A few, simple steps are all it takes to turn aluminum parts from dull to gleaming.
back face. Otherwise, you can end up with a wedge-shaped piece.
As for the routed edges of the fence, I've found the roundover bit leaves a pretty smooth edge. But you may spot a slight rippling effect. A few passes with the sandpaper will quickly take care of this before moving on to the next step.
Sanding Round Parts. When it comes to sanding the beam and knobs, I used a slightly different approach. A quick way to sand them smooth is to chuck them in the drill press and lightly hold the paper to the workpiece as it spins.
The final "sanding" I do is with an abrasive (Scotchbrite) pad. A "fine" or "extra-fine" pad cleans up the scratches left by the 220-grit paper and leaves the surface dull.
The next step will bring the finish from dull to a mirror-like shine. For this, I use a buffing wheel mounted in the drill press (photo below).

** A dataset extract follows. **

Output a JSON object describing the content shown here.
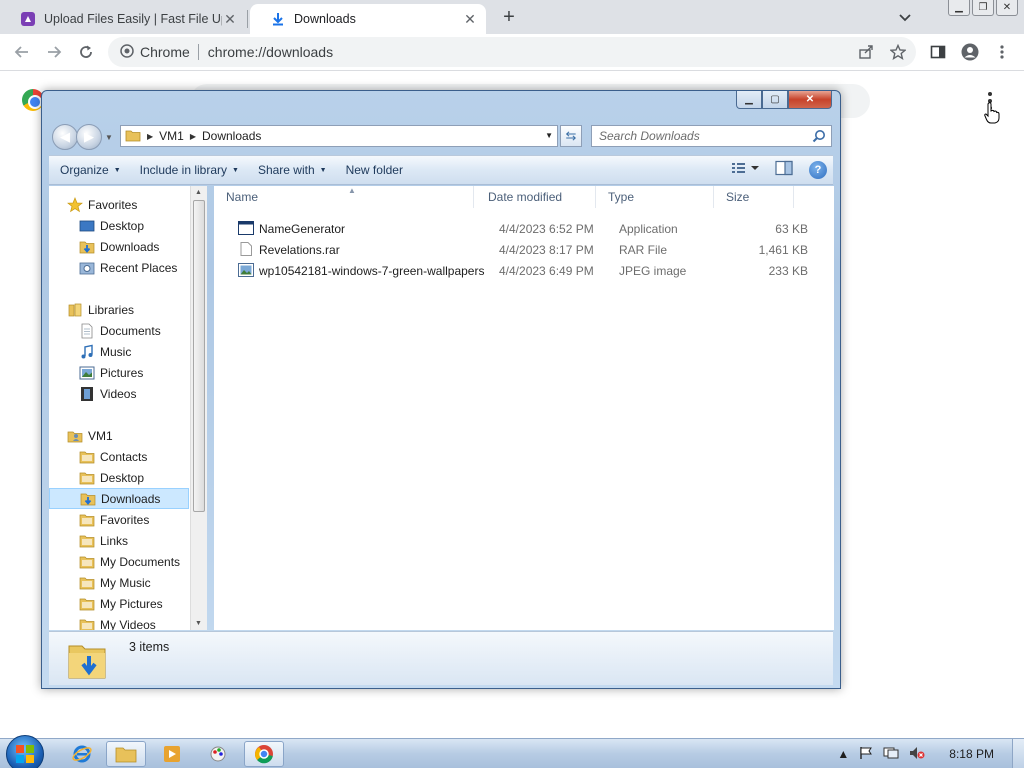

Polishing Compound. What ^ makes this work is the polishing compound that's applied to the edge. Since I wasn't removing a lot of deep scratches, I used two different "grits" of polishing compound. I first used "tripoli" and then ended with "white rouge." (To find out where to get these supplies, turn to page 51.)
Before getting started, you want to make sure that the buffing wheel is spinning with the direction of the
When making the marking gauges on page 32, you'll notice right away that the aluminum you buy doesn't have the same shine as what you see in the photos. Straight from the store, aluminum can look pretty rough. The faces and rod can have a lot of grooves and scratches from the manufacturing process.
To take it to the next level, you'll need to follow a simple, three-step process that will bring out a long-lasting, mirror polish. And with a project this small, it doesn't take a lot of time to get some pretty impressive results, as the finished example in the photo above shows.
The first step in the process is to eliminate the heavy grooves and scratches. To do this, I start with plain old silicon-carbide sandpaper. If there are deep scratches, I'll use 180-grit first, then work up to 220-grit.
You want to attach the sandpaper to a flat surface and sand in one direction until all the deep scratches are gone and the surface is smooth.
There's one thing you'll want to note. Make sure to apply even pressure as you sand to keep the sanded face flat and parallel to the
ShopNotes No. 82